Your task: The records below are to be reproduced exactly, with the pictures left out.
-*-
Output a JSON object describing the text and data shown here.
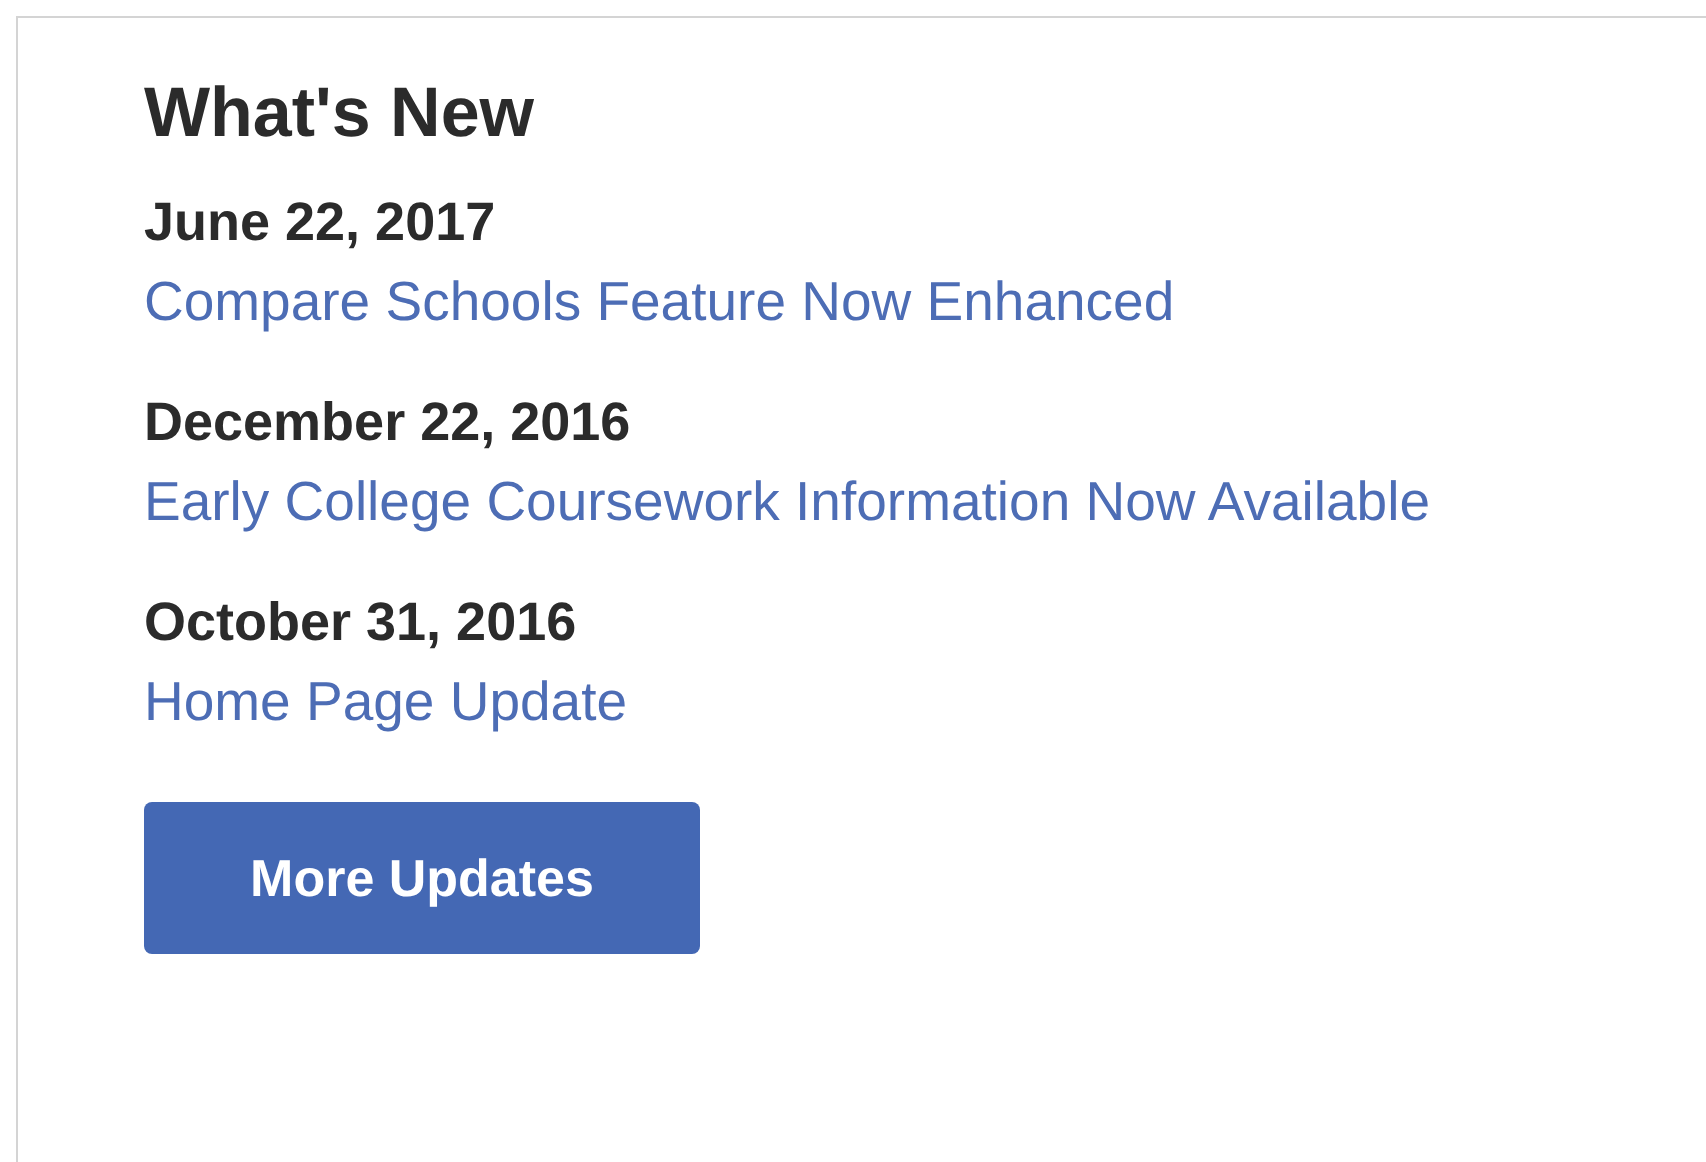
{
  "title": "What's New",
  "updates": [
    {
      "date": "June 22, 2017",
      "link": "Compare Schools Feature Now Enhanced"
    },
    {
      "date": "December 22, 2016",
      "link": "Early College Coursework Information Now Available"
    },
    {
      "date": "October 31, 2016",
      "link": "Home Page Update"
    }
  ],
  "button": "More Updates"
}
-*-
Result of the task:
Output a JSON object describing the text and data shown here.
{
  "title": "What's New",
  "updates": [
    {
      "date": "June 22, 2017",
      "link": "Compare Schools Feature Now Enhanced"
    },
    {
      "date": "December 22, 2016",
      "link": "Early College Coursework Information Now Available"
    },
    {
      "date": "October 31, 2016",
      "link": "Home Page Update"
    }
  ],
  "button": "More Updates"
}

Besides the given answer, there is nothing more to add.